[Work order] Copy each line containing the word "JSON" from the records that follow, please.

[Data excerpts]
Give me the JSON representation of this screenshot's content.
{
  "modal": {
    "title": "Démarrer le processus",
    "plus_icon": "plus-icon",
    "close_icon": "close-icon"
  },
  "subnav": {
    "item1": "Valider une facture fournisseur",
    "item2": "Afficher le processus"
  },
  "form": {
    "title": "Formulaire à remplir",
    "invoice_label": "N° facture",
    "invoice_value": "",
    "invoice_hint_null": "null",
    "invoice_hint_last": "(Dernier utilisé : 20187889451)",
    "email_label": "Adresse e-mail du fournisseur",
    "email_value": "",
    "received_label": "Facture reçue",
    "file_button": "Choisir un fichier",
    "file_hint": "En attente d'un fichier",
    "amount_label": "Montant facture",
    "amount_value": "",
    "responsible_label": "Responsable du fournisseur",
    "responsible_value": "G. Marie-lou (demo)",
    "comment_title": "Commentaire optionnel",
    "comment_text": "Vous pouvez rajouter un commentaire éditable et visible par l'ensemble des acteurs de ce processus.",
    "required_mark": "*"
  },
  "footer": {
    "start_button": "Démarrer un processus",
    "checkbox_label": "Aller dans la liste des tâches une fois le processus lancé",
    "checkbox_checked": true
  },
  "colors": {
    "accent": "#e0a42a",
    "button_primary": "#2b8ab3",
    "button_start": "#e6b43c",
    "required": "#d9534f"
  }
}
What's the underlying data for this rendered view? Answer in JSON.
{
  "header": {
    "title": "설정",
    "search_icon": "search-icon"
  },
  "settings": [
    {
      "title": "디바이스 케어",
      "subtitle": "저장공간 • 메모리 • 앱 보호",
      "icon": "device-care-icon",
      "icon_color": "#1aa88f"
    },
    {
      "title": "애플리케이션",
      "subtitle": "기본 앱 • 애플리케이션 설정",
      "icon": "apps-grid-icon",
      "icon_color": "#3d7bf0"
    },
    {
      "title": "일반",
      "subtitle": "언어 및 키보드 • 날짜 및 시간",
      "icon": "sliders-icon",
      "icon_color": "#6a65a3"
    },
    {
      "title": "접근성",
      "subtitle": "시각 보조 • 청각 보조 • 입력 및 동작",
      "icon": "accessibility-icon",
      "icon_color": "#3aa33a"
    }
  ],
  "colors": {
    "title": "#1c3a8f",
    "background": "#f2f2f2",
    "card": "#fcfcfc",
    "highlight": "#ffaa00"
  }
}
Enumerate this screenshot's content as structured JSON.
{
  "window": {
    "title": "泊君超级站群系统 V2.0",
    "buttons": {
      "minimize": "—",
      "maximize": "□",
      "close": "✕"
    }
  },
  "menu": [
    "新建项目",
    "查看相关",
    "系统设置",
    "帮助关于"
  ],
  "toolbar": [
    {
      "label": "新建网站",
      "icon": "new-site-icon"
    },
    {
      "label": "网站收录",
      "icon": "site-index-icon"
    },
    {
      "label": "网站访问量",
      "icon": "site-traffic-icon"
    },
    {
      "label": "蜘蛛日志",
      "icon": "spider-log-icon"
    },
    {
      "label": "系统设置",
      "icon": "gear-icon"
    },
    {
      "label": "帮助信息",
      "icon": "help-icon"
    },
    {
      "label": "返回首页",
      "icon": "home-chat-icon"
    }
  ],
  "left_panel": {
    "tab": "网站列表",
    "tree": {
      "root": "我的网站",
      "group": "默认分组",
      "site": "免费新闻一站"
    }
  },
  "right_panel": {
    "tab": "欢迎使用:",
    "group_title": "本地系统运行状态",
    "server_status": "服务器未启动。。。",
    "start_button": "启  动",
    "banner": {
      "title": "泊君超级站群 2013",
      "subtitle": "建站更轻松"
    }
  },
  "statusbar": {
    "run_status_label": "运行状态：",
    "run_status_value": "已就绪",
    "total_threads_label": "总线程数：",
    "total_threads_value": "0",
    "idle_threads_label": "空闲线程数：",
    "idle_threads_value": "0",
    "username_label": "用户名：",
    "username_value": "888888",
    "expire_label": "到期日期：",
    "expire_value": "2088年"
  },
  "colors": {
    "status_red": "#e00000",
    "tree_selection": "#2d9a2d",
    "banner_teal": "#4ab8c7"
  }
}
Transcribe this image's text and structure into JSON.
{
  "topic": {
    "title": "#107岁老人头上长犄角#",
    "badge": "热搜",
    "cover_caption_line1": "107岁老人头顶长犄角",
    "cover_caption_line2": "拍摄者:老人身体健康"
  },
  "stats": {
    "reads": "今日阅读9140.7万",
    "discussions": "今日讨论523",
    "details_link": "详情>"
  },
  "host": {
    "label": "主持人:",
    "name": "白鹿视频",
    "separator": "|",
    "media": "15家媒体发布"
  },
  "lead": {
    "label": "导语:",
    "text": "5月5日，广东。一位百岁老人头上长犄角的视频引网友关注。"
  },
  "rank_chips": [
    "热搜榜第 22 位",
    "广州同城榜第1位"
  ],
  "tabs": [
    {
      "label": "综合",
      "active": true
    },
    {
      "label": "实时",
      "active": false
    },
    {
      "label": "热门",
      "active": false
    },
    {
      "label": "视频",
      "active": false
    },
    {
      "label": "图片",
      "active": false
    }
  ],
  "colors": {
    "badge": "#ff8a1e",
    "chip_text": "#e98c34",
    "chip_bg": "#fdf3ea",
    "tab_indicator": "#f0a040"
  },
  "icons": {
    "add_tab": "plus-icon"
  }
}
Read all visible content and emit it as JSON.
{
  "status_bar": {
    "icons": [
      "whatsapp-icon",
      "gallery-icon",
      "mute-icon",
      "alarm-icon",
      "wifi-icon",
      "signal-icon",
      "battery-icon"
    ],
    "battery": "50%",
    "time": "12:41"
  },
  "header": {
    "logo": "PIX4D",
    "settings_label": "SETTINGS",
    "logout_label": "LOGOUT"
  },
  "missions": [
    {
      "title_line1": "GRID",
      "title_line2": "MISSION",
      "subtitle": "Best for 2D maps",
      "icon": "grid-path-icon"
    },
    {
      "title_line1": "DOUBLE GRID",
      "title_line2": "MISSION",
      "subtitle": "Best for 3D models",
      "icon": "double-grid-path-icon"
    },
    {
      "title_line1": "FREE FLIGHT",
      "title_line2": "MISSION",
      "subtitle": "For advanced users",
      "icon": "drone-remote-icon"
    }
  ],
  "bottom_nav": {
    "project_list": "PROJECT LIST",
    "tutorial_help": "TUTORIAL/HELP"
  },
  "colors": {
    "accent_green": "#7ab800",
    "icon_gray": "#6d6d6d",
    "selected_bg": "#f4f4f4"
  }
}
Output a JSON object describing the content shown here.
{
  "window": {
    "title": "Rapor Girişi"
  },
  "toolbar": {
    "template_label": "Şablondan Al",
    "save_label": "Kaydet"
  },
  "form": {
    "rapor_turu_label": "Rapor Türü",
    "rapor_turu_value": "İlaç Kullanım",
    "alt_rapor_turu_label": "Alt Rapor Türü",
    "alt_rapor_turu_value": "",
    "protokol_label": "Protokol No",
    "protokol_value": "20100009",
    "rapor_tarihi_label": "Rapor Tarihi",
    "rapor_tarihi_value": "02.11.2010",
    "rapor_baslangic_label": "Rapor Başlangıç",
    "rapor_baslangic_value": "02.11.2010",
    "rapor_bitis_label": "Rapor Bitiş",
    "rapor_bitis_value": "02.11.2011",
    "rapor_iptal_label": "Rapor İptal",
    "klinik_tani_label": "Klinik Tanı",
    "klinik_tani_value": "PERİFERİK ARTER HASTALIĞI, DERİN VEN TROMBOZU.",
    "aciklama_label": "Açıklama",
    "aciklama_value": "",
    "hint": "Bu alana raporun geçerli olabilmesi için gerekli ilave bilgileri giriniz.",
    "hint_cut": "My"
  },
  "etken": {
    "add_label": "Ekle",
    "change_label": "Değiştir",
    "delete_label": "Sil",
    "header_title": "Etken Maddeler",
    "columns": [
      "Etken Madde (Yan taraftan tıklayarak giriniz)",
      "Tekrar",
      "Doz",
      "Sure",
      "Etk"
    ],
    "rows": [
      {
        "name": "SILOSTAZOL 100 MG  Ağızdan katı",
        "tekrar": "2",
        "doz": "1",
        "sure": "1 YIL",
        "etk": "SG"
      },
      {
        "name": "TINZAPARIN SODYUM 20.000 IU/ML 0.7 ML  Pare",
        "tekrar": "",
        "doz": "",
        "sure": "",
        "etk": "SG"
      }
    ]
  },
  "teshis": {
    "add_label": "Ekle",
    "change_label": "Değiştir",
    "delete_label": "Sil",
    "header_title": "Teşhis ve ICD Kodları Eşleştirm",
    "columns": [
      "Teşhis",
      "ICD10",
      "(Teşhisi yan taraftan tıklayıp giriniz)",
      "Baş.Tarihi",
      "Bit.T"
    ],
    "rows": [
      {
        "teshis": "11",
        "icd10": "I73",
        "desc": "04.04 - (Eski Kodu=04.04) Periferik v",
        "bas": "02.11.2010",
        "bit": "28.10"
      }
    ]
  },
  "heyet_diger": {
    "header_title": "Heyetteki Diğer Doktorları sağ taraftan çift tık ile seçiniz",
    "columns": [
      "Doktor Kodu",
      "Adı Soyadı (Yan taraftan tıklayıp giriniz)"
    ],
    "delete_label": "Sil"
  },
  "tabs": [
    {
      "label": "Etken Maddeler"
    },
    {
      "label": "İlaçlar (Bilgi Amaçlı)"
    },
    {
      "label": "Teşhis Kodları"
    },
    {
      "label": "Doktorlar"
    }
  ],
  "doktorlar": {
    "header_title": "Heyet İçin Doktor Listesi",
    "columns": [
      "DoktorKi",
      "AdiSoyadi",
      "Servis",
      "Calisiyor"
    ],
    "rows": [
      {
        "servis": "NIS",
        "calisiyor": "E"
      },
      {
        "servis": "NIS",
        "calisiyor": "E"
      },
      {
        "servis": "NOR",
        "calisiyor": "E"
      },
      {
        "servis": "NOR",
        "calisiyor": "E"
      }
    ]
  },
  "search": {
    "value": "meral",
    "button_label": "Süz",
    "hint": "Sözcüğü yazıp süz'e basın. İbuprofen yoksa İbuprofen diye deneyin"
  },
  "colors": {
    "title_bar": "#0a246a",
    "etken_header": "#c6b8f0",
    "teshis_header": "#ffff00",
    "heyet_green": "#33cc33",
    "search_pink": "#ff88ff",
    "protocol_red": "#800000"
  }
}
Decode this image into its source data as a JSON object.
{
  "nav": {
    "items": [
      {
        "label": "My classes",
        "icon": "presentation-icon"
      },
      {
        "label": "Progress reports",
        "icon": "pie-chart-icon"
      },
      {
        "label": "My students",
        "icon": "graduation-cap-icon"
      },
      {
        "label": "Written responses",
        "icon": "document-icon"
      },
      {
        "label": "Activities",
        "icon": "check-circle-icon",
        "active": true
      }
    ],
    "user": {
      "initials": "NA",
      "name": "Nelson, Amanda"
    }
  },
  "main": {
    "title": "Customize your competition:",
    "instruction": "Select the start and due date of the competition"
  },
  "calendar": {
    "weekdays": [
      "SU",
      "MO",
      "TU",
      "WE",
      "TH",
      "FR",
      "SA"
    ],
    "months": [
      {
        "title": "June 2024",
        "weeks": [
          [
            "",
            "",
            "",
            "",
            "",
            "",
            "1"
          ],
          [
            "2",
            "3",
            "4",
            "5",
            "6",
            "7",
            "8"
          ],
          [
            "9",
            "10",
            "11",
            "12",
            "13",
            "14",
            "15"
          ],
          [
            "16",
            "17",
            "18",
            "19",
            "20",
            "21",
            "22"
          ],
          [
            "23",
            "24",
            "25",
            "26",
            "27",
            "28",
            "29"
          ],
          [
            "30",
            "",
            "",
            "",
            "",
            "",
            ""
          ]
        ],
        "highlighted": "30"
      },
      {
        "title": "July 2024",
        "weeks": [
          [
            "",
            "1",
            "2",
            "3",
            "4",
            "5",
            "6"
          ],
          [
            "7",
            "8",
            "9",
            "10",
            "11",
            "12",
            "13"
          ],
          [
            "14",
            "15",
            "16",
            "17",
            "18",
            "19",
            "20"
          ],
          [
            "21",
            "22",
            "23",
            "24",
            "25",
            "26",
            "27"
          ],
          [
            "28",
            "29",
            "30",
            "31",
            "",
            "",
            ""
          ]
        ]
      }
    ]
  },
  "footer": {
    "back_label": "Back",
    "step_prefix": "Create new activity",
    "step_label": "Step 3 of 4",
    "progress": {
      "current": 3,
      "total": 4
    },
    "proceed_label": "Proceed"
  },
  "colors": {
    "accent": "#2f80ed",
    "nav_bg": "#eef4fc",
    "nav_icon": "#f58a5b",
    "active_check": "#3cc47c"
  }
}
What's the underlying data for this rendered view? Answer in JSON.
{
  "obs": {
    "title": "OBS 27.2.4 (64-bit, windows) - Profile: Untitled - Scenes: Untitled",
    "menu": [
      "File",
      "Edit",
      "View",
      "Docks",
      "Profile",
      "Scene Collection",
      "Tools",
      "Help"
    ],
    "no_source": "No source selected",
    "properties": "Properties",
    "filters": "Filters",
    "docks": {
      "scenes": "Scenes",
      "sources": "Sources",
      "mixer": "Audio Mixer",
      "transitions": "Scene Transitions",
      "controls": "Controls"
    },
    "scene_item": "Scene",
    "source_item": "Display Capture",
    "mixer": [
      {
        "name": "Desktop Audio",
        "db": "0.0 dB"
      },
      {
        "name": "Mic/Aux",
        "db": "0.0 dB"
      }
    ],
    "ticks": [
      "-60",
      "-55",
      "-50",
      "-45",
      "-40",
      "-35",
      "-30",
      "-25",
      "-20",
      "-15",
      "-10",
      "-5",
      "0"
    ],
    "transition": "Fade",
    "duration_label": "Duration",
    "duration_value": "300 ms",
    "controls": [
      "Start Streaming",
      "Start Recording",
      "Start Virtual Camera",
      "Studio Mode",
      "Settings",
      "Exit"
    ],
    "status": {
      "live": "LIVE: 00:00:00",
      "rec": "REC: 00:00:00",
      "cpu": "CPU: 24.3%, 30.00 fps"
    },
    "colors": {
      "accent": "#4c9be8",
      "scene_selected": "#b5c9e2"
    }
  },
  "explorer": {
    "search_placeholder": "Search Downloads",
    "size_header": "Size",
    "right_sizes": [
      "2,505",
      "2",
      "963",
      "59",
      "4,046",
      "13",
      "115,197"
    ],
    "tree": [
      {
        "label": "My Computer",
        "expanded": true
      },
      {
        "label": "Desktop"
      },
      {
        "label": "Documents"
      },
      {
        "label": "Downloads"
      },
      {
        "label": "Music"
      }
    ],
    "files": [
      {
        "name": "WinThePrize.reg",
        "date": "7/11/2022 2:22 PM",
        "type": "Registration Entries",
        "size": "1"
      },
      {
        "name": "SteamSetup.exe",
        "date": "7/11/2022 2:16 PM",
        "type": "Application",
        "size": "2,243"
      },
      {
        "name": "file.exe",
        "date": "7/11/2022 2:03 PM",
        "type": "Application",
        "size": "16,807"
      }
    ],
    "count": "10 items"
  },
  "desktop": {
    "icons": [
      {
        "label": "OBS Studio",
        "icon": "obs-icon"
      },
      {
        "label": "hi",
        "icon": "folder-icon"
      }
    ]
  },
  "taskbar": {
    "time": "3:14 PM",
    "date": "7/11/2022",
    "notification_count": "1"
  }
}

[Written solution]
Give me the JSON representation of this screenshot's content.
What's the underlying data for this rendered view? Answer in JSON.
Enumerate this screenshot's content as structured JSON.
Transcribe this image's text and structure into JSON.
Read all visible content and emit it as JSON.
Output a JSON object describing the content shown here.
Decode this image into its source data as a JSON object.
What's the underlying data for this rendered view? Answer in JSON.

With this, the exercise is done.